» **Your task**
Go through the data and report each line that holds the string "meta".

Element data from apps and pages:
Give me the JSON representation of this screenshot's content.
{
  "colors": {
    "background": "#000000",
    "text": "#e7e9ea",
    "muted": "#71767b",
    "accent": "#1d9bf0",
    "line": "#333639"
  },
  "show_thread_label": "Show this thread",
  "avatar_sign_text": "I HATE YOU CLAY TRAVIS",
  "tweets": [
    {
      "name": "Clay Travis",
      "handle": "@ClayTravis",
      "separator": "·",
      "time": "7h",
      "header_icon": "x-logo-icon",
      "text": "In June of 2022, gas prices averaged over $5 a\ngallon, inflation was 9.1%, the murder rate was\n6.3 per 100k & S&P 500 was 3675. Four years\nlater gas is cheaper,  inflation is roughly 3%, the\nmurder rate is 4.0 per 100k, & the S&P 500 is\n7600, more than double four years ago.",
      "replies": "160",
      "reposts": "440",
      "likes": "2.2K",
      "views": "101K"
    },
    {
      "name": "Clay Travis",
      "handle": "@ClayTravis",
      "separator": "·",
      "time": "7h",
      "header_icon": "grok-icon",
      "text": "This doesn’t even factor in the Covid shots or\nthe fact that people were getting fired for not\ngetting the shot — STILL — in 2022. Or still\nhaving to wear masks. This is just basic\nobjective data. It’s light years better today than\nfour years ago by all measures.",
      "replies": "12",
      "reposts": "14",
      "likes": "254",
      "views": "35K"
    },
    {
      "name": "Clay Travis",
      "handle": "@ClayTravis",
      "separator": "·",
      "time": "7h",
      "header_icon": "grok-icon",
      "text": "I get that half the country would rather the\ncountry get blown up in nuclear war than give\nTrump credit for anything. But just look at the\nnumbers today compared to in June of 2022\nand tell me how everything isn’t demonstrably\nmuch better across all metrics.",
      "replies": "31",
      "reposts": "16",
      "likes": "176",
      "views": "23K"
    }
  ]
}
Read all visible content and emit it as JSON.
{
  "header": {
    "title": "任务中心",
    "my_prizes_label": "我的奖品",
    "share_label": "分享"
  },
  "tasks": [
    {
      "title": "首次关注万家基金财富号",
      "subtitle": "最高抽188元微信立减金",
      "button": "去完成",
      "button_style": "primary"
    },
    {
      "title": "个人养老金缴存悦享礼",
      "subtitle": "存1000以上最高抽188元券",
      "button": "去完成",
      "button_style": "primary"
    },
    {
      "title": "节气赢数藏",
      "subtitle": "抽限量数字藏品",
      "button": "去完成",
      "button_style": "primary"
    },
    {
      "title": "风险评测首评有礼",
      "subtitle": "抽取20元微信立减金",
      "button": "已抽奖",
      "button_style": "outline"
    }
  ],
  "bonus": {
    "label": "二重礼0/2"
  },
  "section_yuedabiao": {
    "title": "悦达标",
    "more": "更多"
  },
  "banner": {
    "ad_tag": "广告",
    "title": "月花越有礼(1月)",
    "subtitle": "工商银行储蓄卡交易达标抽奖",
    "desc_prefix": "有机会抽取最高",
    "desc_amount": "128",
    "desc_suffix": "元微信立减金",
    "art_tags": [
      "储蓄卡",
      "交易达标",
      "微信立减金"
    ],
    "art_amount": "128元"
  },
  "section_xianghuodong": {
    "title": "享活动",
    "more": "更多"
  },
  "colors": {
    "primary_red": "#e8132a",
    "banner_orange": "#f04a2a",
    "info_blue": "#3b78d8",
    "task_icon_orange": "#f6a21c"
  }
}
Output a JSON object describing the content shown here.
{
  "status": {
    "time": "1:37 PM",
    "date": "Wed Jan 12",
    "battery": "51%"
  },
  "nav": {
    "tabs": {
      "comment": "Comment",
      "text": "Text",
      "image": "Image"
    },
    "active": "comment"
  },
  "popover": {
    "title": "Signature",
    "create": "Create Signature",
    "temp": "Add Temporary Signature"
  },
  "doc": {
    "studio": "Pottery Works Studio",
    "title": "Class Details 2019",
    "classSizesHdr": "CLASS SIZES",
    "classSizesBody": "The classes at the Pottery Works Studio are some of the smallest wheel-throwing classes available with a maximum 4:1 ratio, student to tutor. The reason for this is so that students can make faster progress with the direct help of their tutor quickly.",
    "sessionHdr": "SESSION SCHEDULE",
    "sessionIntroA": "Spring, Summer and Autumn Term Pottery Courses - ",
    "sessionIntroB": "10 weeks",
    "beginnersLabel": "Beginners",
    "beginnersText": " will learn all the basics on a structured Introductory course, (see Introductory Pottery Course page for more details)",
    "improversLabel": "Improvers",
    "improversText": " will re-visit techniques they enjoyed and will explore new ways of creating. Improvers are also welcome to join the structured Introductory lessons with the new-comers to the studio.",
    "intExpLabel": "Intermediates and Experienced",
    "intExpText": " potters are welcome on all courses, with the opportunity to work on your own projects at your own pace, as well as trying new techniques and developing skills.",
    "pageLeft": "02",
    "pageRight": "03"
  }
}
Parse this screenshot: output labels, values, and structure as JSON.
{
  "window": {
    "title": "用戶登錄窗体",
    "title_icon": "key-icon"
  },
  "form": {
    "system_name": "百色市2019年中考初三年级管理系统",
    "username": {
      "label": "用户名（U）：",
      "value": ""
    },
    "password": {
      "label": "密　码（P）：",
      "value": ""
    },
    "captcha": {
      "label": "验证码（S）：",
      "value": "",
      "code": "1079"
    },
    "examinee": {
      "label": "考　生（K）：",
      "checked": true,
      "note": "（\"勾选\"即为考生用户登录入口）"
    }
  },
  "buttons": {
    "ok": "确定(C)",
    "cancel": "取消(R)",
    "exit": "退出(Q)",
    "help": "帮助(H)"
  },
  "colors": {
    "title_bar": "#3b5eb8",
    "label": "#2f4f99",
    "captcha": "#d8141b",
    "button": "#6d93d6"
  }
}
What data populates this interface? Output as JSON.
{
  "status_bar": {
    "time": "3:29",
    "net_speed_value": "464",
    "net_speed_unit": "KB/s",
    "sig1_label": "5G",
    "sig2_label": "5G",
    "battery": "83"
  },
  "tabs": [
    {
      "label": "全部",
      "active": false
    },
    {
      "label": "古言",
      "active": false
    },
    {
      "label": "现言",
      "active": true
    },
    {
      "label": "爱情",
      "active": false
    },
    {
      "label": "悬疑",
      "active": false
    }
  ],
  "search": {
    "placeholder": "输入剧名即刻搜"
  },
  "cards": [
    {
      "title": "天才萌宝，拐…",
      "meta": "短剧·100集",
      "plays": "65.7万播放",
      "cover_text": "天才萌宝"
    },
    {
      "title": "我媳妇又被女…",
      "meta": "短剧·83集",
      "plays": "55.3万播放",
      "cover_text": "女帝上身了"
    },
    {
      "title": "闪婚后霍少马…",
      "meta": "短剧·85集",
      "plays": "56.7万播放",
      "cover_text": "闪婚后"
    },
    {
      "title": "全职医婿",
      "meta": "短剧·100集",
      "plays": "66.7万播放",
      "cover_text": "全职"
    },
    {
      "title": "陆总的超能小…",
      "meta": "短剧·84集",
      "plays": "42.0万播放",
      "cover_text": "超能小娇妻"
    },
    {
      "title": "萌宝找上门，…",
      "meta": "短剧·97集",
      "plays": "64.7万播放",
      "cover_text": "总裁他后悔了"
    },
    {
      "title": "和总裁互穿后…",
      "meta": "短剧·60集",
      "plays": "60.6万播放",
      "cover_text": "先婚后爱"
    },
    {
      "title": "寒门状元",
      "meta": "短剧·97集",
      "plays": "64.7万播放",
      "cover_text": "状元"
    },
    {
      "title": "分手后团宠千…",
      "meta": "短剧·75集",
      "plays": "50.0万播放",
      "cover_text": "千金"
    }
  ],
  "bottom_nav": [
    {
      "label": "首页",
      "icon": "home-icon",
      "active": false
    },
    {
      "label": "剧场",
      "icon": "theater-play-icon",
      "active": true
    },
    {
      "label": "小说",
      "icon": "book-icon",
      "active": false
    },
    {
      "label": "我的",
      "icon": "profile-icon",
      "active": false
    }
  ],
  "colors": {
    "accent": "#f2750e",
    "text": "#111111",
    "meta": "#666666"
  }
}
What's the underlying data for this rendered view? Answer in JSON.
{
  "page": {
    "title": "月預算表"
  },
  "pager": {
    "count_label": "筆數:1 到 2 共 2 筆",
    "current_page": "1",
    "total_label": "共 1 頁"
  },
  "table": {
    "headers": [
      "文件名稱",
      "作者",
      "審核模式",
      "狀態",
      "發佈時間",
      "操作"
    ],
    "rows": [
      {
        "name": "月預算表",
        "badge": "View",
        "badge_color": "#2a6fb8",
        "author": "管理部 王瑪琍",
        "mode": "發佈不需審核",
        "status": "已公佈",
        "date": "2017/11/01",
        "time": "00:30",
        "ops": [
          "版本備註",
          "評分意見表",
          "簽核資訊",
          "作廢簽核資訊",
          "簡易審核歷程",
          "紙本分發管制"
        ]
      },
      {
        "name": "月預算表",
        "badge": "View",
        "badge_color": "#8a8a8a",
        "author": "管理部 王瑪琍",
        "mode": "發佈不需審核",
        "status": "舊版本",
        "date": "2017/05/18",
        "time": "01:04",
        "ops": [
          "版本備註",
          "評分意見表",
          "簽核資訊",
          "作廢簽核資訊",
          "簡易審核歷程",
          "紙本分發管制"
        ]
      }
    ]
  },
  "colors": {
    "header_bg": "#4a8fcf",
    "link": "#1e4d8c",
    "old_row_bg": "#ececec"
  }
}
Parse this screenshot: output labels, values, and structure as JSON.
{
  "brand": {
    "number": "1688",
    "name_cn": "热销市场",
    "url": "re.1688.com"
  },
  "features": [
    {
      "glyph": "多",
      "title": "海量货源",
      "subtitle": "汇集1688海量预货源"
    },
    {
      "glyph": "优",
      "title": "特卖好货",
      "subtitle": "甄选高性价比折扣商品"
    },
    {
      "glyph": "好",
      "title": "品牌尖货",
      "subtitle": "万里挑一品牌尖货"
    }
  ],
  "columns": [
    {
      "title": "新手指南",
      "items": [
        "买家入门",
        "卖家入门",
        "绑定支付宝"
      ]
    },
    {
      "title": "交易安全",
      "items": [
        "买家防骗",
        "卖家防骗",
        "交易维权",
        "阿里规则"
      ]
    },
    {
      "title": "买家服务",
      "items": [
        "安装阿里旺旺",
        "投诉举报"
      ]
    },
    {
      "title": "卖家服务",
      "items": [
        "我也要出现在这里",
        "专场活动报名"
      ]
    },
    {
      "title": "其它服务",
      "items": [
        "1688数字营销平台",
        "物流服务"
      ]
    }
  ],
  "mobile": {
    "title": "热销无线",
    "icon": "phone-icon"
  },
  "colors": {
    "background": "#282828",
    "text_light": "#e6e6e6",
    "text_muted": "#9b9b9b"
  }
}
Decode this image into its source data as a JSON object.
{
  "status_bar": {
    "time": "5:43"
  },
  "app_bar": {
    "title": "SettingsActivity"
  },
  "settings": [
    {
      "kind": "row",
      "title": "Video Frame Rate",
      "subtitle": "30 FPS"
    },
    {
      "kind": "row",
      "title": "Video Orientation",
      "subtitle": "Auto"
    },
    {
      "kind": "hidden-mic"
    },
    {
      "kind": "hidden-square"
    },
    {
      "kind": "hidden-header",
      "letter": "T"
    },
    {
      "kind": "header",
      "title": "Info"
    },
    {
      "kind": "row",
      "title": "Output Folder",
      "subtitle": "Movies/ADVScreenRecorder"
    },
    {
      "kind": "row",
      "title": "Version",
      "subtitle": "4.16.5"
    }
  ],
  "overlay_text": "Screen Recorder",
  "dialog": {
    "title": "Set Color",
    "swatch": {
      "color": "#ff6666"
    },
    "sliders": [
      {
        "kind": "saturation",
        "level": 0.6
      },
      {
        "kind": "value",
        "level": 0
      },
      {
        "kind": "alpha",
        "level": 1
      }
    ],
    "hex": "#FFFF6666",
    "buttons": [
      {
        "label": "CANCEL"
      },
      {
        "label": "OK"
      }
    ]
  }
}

» **Written response**
      "meta": "短剧·100集",
      "meta": "短剧·83集",
      "meta": "短剧·85集",
      "meta": "短剧·100集",
      "meta": "短剧·84集",
      "meta": "短剧·97集",
      "meta": "短剧·60集",
      "meta": "短剧·97集",
      "meta": "短剧·75集",
    "meta": "#666666"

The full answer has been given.